13. Health and Wellness Spending Soar
Health and wellness will become the world’s largest industry, accounting for global consumers’ single-largest expenditure. Multiple factors will drive the trend including rising costs as a result of aging, health-intensive population; increasing pollution problems worldwide; rising levels of chronic diseases among young; expanding consumer focus on wellness.
14. Work Shifts from Full-time to Free Agent Employment
Traditional employment will no longer be the norm, replaced by contingent workers such as freelancers and part-time workers. The long-term trend of hiring contingent workers will continue to accelerate with more than 80 percent of large corporations planning to substantially increase their use of a flexible workforce.
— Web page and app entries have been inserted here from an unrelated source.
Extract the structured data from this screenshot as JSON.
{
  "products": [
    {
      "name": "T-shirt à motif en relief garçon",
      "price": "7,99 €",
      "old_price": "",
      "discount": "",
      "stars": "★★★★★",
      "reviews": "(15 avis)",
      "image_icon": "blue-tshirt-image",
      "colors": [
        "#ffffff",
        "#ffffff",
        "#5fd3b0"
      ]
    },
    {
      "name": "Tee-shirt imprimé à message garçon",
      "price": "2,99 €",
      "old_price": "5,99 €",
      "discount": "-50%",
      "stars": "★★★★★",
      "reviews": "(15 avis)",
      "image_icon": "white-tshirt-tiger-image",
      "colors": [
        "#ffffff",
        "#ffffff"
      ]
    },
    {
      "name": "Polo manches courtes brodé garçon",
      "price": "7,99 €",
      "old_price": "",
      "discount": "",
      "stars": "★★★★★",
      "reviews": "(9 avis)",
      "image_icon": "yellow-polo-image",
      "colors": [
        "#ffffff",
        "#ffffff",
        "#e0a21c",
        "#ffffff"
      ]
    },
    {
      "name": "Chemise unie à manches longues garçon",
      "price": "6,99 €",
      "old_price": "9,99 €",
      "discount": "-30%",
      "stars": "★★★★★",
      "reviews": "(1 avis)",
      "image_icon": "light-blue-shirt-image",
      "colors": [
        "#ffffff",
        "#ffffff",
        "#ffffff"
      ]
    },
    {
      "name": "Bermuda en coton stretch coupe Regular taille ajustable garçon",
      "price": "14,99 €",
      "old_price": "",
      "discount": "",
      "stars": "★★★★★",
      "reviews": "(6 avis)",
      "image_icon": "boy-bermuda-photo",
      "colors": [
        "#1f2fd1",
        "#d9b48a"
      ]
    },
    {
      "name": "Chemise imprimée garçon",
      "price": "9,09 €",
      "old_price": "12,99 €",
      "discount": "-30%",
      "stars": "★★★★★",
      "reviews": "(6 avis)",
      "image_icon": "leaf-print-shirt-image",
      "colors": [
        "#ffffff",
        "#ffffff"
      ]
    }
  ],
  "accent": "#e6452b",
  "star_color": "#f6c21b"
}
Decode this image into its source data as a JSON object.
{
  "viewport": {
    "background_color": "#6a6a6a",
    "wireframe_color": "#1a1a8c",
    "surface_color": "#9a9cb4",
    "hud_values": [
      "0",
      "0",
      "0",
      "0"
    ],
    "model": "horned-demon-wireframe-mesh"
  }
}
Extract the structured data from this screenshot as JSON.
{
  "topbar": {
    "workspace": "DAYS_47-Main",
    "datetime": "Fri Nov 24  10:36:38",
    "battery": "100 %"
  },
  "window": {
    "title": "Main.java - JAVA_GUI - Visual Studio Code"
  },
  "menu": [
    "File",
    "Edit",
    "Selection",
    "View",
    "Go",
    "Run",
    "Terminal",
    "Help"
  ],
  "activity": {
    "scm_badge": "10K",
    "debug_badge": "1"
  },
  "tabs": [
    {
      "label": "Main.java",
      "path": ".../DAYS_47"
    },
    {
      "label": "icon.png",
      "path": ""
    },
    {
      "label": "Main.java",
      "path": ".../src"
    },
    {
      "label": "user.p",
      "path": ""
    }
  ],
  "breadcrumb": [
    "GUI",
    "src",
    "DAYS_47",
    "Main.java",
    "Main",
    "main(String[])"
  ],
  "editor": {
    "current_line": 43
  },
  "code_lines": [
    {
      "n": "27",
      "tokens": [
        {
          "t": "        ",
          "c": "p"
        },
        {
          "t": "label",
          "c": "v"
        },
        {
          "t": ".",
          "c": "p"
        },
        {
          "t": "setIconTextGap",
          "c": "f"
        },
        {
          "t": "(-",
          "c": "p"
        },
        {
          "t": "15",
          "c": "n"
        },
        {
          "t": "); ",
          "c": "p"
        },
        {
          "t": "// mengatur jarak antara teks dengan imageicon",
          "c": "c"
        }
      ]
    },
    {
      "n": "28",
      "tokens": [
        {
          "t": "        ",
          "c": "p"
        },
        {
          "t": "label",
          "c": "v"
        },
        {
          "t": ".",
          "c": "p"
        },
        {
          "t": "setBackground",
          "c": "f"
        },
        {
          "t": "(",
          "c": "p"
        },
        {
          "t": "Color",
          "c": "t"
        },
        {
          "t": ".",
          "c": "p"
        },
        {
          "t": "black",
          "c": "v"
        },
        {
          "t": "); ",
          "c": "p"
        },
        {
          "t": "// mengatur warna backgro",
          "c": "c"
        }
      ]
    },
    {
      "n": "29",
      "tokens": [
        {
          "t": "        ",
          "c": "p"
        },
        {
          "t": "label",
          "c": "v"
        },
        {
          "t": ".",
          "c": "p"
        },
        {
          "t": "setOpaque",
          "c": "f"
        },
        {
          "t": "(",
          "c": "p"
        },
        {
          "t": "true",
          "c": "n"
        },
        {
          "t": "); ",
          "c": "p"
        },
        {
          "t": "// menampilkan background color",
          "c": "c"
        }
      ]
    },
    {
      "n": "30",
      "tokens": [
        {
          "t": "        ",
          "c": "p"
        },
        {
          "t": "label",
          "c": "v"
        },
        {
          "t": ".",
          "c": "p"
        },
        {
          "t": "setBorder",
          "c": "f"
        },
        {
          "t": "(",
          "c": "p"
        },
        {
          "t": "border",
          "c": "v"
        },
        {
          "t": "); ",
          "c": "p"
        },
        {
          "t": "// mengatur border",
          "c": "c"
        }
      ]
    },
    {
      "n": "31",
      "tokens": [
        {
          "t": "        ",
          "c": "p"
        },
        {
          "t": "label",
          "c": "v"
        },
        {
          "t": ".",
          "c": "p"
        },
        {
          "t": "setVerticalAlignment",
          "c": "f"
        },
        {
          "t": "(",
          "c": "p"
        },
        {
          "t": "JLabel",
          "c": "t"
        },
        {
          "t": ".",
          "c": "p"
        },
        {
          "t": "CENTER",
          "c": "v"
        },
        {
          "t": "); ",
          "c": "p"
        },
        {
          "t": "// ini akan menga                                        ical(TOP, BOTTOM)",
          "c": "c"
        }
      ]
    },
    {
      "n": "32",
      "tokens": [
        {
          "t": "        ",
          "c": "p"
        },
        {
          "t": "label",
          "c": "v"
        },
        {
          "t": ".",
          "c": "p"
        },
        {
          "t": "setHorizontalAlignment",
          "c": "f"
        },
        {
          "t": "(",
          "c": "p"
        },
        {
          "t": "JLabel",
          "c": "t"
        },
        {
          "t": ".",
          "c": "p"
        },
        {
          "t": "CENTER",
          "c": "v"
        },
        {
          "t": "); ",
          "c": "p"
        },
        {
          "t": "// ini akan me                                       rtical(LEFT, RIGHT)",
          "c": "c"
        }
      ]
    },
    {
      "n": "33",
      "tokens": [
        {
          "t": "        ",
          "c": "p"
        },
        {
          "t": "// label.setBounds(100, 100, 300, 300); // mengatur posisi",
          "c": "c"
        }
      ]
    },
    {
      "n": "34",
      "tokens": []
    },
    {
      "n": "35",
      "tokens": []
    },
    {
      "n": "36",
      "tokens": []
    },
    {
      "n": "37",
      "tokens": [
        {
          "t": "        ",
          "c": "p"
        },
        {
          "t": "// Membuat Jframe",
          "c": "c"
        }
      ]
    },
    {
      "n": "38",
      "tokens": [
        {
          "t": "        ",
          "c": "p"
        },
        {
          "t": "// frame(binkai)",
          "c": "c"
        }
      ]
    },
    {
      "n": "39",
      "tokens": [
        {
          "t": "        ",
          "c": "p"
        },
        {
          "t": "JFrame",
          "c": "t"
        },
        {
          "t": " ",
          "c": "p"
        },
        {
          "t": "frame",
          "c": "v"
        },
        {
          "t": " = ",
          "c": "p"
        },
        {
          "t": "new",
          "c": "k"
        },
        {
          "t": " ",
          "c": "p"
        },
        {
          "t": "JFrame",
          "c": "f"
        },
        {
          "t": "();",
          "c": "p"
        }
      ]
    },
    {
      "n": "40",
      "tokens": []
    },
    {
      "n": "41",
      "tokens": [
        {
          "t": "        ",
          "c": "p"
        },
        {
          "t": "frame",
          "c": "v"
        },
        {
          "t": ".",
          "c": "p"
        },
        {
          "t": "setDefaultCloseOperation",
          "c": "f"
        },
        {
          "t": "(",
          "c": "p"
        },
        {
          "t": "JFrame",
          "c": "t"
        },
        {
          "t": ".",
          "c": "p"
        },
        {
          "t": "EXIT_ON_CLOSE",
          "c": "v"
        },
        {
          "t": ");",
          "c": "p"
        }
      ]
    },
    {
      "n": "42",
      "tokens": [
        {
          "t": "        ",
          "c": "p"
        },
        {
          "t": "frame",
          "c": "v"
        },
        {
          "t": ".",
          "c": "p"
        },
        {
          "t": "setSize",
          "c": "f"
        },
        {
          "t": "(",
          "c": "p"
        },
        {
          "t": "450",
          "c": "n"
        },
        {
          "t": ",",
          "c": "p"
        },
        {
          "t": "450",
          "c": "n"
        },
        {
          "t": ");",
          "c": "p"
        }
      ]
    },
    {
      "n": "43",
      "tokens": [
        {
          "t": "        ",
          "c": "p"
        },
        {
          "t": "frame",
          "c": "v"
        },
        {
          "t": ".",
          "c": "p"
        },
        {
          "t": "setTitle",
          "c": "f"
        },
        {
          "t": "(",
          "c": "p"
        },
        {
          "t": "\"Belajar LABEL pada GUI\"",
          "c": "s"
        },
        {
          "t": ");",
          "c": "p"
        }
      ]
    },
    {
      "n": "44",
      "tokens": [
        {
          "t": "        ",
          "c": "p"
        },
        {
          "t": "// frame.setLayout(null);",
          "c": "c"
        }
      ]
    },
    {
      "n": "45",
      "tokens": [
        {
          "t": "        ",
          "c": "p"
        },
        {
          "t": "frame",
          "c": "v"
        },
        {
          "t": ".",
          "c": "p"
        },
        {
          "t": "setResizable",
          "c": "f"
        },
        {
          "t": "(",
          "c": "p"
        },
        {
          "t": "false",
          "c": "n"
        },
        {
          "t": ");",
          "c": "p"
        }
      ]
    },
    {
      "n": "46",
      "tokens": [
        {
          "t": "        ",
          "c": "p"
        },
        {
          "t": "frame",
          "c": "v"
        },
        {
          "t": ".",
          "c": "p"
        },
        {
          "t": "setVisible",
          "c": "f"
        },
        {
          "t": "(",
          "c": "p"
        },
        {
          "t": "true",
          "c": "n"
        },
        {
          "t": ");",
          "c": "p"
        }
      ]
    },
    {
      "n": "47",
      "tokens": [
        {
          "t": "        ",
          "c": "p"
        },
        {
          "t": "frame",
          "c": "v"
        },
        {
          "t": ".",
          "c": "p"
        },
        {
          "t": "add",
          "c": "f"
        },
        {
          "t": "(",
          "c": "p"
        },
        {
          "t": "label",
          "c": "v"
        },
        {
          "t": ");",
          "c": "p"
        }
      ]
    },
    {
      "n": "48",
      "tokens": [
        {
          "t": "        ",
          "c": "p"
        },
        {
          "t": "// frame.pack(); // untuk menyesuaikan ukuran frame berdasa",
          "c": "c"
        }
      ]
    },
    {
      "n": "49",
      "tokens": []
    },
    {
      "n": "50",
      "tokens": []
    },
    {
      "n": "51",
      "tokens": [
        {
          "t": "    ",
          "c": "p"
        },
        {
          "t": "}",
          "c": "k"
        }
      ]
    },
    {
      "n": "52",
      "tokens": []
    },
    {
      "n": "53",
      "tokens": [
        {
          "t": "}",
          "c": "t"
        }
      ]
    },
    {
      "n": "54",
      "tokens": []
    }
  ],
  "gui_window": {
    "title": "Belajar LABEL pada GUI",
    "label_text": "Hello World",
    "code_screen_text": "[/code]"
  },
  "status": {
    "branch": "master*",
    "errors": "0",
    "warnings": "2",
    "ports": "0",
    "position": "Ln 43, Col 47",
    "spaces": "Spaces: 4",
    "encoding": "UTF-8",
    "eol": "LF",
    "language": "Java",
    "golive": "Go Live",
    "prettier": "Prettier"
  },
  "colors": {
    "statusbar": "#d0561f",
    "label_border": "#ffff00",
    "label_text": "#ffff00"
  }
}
15. Niche Markets Flourish in the New Economy
Consumers will demand unique, niche products and services and business will have the means to deliver them driven in part by the vast reach of the Internet and low cost tools and materials. Availability of niche products will be accessible anytime, anywhere due to the expansive reach of the Internet and social media.
16. Small Businesses and Global Giants Form a Barbell Economy
Small businesses will grow in importance and flourish due to both their agility and demand for niche products and services. The global economy will see the diminished presence of mid-sized businesses as they are acquired and consolidated into large corporations.
Technology Trends: The Ubiquity of Technology
Technology, combined with advanced analytical tools, large data sets and social and mobile computing platforms, will be further ubiquitous and reshape industries, businesses and consumers’ lives.
17. Working in the Cloud
The brick-and-mortar office will be a thing of the past, as the where and how people work and do business will change due to emerging Internet cloud and mobile technologies. Working in the cloud will increasingly shift work lives away from corporate offices altogether and toward an in-my-own-place, on-my-own-time regimen.
18. Data is Critical for Competitive Advantage
Data overload will no longer be a burden, but an advantage for individuals and companies with the skills to provide compelling analysis to consumers. Those who become proficient in the collection, management and analysis of digital data will gain competitive advantage, leaving others behind.
19. Social and Mobile Computing Connect and Change the World
The use of social and mobile networks and technologies will possess greater utility, including collaborative technologies. Business will be redefined in how they create value and compete and will help consumers and businesses to anticipate and guide decision making and risk management.
20. Smart Machines Get Smarter
The hardware and software technologies we use on a daily basis will get smarter, helping people make everyday decisions and streamline complex tasks. Intelligent devices will be engrained in consumers’ lives along with businesses, changing the way we live and work.
If you were interested in more details, you can download the entire report.